Wednesday, November 14, 2012

Diabetes Travel Guide

Diabetes and traveling are not always friends.

Sometimes they work well together - sometimes they don't.

I'm currently away at a two-day conference and diabetes is playing nice so far. No highs and no lows - despite sitting all day and eating weird food. Not fried snake weird. Just fewer fruits and veggies and a lot more empty carbs than I'm used to. It's only two days though and I have a run planned for the wee hours so things should be fine.

Being with a lot of people that I know but who don't see me regularly means that they know I have diabetes and are comfortable enough with me to ask questions.

A brief roundup from the day's conversations:

"You have diabetes - so you can't let your sugar go below 7 right?" Nope. Shouldn't go below 4 but I've been as low as 1.0 before. Still alive. "Oh, well my aunt can't let her sugar get below 7. Are you sure you can?". Pretty sure.

"You're having dessert?" Yes indeed I am.

"Are you allowed to drink?" Because I have diabetes or because I'm driving? Yes to the drinking with diabetes. No to the drinking and driving.

"So if your sugar goes too low, what happens?" Call 911. And there is a glucagon needle in my purse if you're feeling keen. "Don't we just give you juice?" Only if I'm conscious. Otherwise I would choke. "Ok, so, if your sugar goes below 7, we give you the needle?". Nope, if my sugar drops so low that I am no longer conscious - then give me the needle. If it just drops a bit and I'm still conscious, juice is fine. But only if I'm below 4, not 7. I'll tell you if I need juice.

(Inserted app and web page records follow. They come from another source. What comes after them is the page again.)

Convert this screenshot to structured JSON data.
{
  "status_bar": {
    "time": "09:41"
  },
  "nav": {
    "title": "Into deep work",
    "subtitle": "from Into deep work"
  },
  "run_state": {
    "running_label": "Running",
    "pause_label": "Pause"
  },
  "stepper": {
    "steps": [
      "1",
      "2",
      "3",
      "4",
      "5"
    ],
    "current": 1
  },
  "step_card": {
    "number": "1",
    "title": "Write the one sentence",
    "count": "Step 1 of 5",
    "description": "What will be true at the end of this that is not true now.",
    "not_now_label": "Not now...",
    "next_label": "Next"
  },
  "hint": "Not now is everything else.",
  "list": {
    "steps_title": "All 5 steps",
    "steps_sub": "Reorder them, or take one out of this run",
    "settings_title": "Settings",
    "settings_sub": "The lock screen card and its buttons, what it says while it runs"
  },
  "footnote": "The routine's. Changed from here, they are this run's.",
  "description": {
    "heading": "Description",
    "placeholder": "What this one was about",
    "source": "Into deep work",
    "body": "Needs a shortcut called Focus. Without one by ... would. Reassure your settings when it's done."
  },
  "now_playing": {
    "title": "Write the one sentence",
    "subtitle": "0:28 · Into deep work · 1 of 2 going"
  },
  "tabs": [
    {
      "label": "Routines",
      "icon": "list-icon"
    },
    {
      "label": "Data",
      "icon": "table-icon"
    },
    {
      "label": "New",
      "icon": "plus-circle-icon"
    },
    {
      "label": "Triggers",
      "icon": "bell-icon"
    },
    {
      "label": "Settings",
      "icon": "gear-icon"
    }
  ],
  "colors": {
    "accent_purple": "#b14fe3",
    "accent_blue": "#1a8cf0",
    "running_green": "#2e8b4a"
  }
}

"Your pump controls things though right?" No, it doesn't. I just tell it what to do and it does it. It doesn't make any decisions on its own. (Insert loud beeping noises from pump as it proudly announced that I was down to 20 units of insulin).

"How long have you been on the pump?" Three and a half years. "Is that when your diabetes got really bad?". No, the pump is simply another way to take insulin. It works better for me than needles but lots of people prefer the needles. It has nothing to do with how 'bad' my diabetes is (or isn't).

I love that people feel comfortable enough to ask me questions.

It does make me realize how little people know and understand about diabetes though.

And then I start thinking that, if people know so little about diabetes, which is not that uncommon, how little we must know and understand about things that are less common. And how frustrating it must be for people affected by those things who put up with questions and judgement every day.

1 comment:

  1. Fried snake?! Um... yeah, I'm glad I don't have to hear about that wild weird imaginary eating adventure.

    You have a good point though about now understanding even less common things.